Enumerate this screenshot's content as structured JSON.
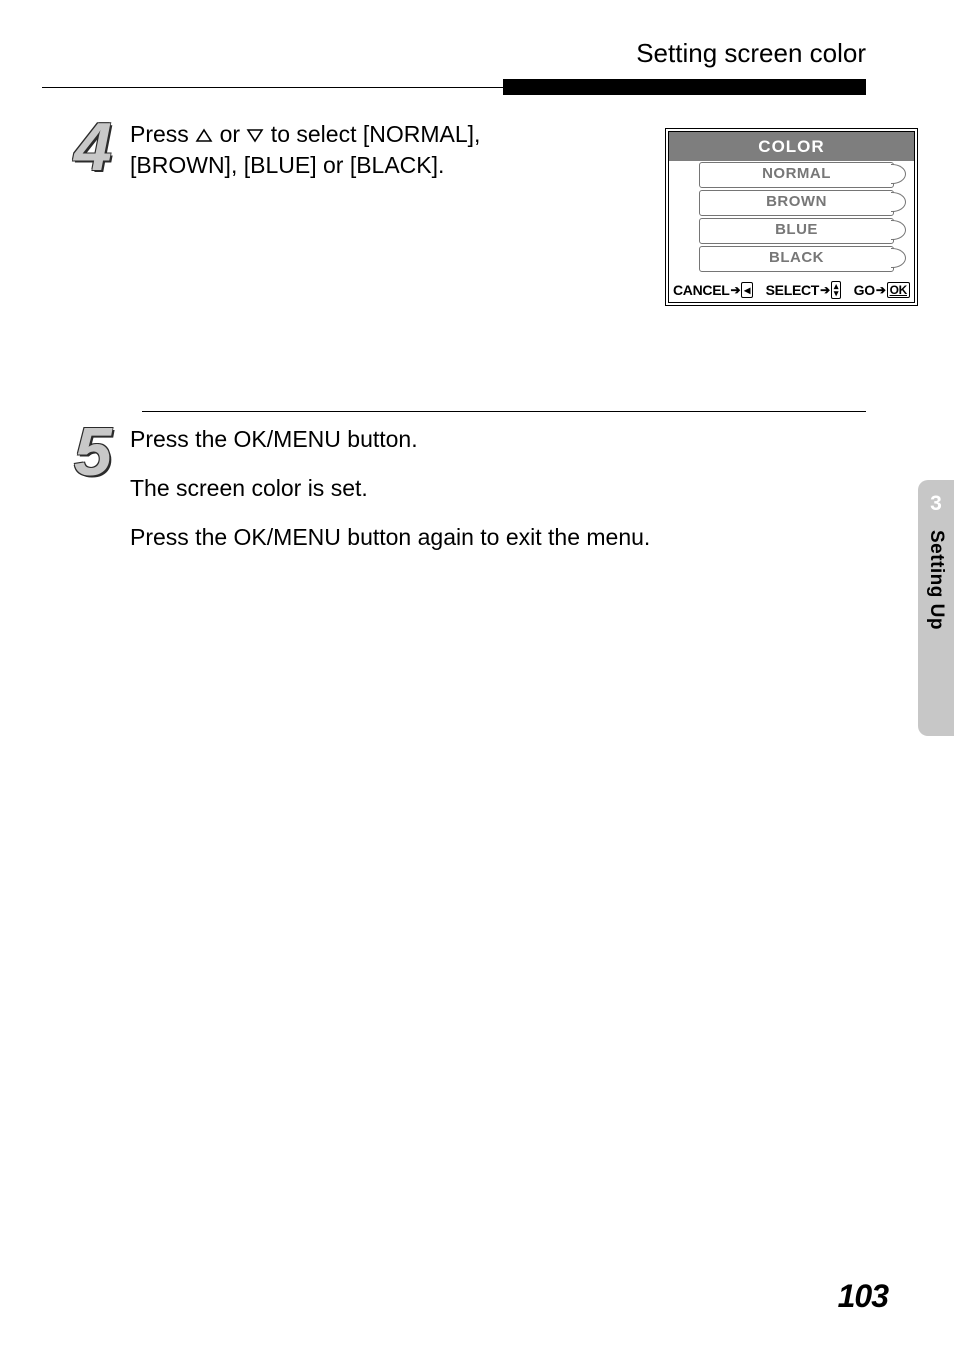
{
  "header": {
    "title": "Setting screen color"
  },
  "side_tab": {
    "chapter": "3",
    "label": "Setting Up"
  },
  "page_number": "103",
  "step4": {
    "number": "4",
    "press": "Press ",
    "or": " or ",
    "select_text": " to select [NORMAL], [BROWN], [BLUE] or [BLACK]."
  },
  "screen": {
    "title": "COLOR",
    "items": [
      "NORMAL",
      "BROWN",
      "BLUE",
      "BLACK"
    ],
    "hints": {
      "cancel": "CANCEL",
      "select": "SELECT",
      "go": "GO",
      "ok": "OK"
    }
  },
  "step5": {
    "number": "5",
    "line1": "Press the OK/MENU button.",
    "line2": "The screen color is set.",
    "line3": "Press the OK/MENU button again to exit the menu."
  }
}
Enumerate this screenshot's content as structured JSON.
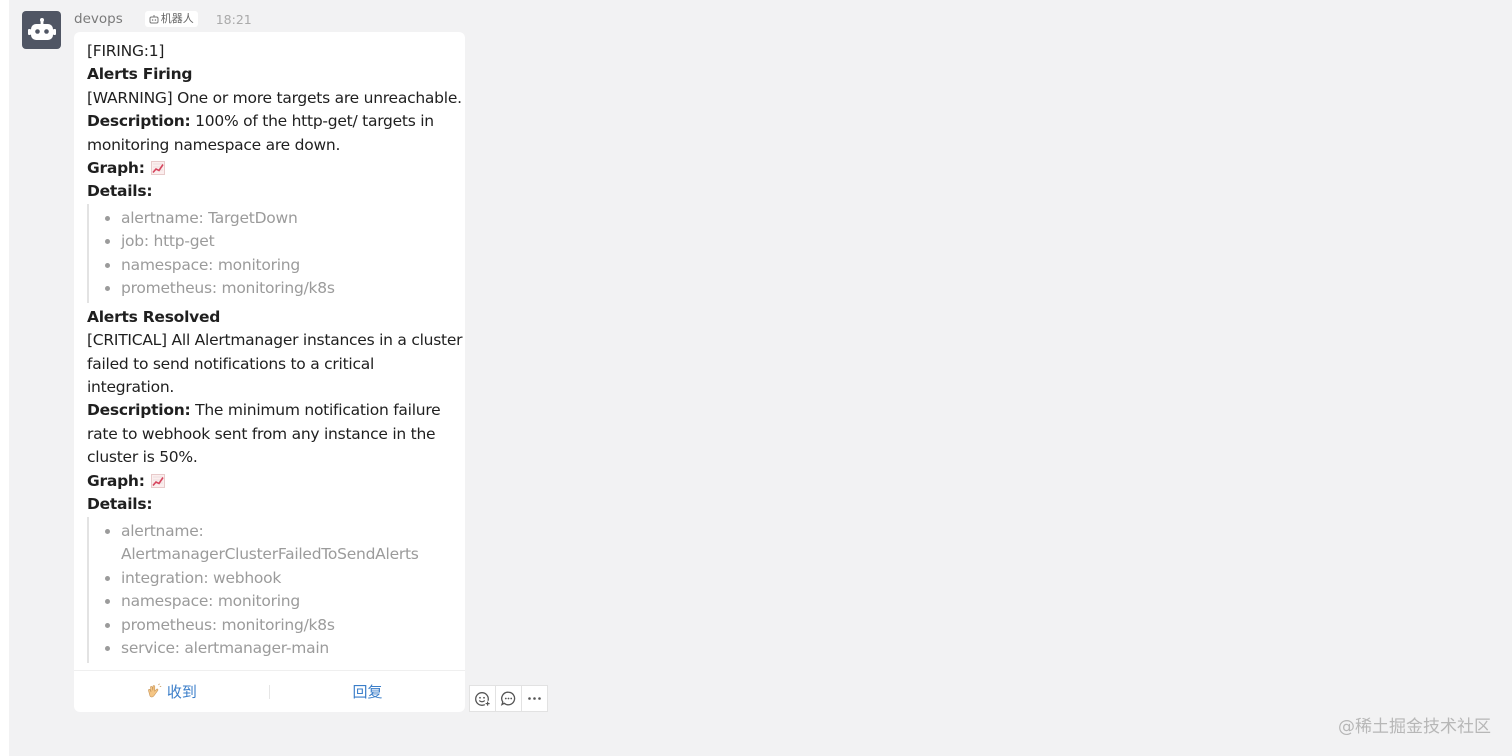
{
  "header": {
    "sender": "devops",
    "bot_tag": "机器人",
    "time": "18:21"
  },
  "message": {
    "firing_count": "[FIRING:1]",
    "firing_title": "Alerts Firing",
    "firing_summary": "[WARNING] One or more targets are unreachable.",
    "desc_label": "Description:",
    "firing_desc_line1": " 100% of the http-get/ targets in",
    "firing_desc_line2": "monitoring namespace are down.",
    "graph_label": "Graph:",
    "details_label": "Details:",
    "firing_details": [
      "alertname: TargetDown",
      "job: http-get",
      "namespace: monitoring",
      "prometheus: monitoring/k8s"
    ],
    "resolved_title": "Alerts Resolved",
    "resolved_summary_line1": "[CRITICAL] All Alertmanager instances in a cluster",
    "resolved_summary_line2": "failed to send notifications to a critical",
    "resolved_summary_line3": "integration.",
    "resolved_desc_line1": " The minimum notification failure",
    "resolved_desc_line2": "rate to webhook sent from any instance in the",
    "resolved_desc_line3": "cluster is 50%.",
    "resolved_details": [
      "alertname:",
      "AlertmanagerClusterFailedToSendAlerts",
      "integration: webhook",
      "namespace: monitoring",
      "prometheus: monitoring/k8s",
      "service: alertmanager-main"
    ]
  },
  "footer": {
    "ack_label": "收到",
    "reply_label": "回复"
  },
  "icons": {
    "avatar": "robot-icon",
    "graph": "chart-icon",
    "ack": "clap-hands-icon",
    "actions": [
      "emoji-icon",
      "comment-icon",
      "more-icon"
    ]
  },
  "colors": {
    "accent": "#3b7ec9",
    "avatar_bg": "#505664",
    "muted_text": "#9b9b9b"
  },
  "watermark": "@稀土掘金技术社区"
}
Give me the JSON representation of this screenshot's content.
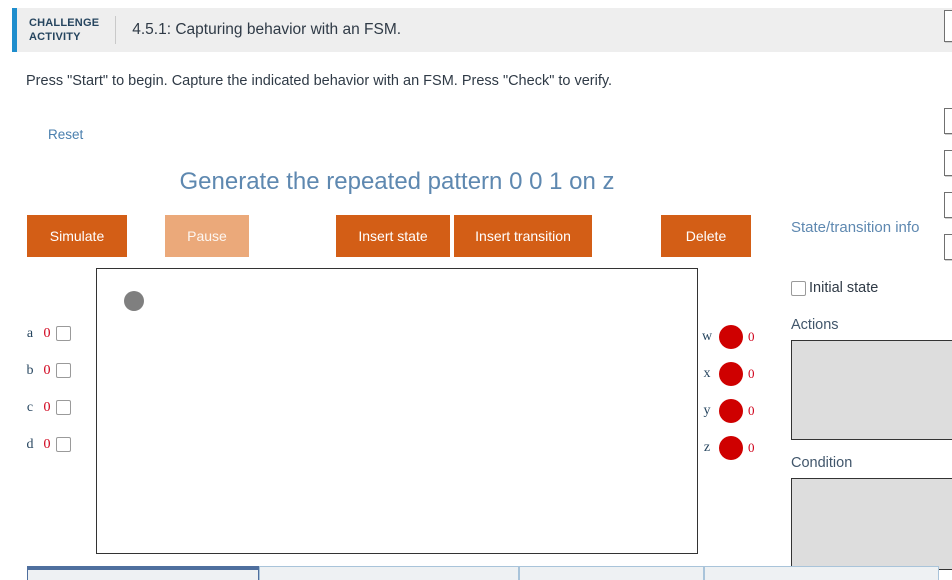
{
  "header": {
    "badge_line1": "CHALLENGE",
    "badge_line2": "ACTIVITY",
    "title": "4.5.1: Capturing behavior with an FSM.",
    "accent_color": "#1f8ecd",
    "background_color": "#eeeeee"
  },
  "instructions": "Press \"Start\" to begin. Capture the indicated behavior with an FSM. Press \"Check\" to verify.",
  "reset_label": "Reset",
  "simulator": {
    "title": "Generate the repeated pattern 0 0 1 on z",
    "title_color": "#5e88b0",
    "toolbar": {
      "simulate_label": "Simulate",
      "pause_label": "Pause",
      "insert_state_label": "Insert state",
      "insert_transition_label": "Insert transition",
      "delete_label": "Delete",
      "active_color": "#d35e16",
      "disabled_color": "#eba97a"
    },
    "inputs": [
      {
        "name": "a",
        "value": "0",
        "checked": false
      },
      {
        "name": "b",
        "value": "0",
        "checked": false
      },
      {
        "name": "c",
        "value": "0",
        "checked": false
      },
      {
        "name": "d",
        "value": "0",
        "checked": false
      }
    ],
    "outputs": [
      {
        "name": "w",
        "value": "0",
        "led_color": "#cf0000"
      },
      {
        "name": "x",
        "value": "0",
        "led_color": "#cf0000"
      },
      {
        "name": "y",
        "value": "0",
        "led_color": "#cf0000"
      },
      {
        "name": "z",
        "value": "0",
        "led_color": "#cf0000"
      }
    ],
    "canvas": {
      "states": [
        {
          "id": "s0",
          "label": "",
          "color": "#7f7f7f"
        }
      ]
    },
    "info_panel": {
      "heading": "State/transition info",
      "initial_state_label": "Initial state",
      "initial_state_checked": false,
      "actions_label": "Actions",
      "actions_value": "",
      "condition_label": "Condition",
      "condition_value": ""
    }
  },
  "tabs": [
    {
      "label": "",
      "active": true
    },
    {
      "label": "",
      "active": false
    },
    {
      "label": "",
      "active": false
    },
    {
      "label": "",
      "active": false
    }
  ]
}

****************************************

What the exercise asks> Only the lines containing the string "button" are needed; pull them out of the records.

Result below>
    "line1": "Press the OK/MENU button.",
    "line3": "Press the OK/MENU button again to exit the menu."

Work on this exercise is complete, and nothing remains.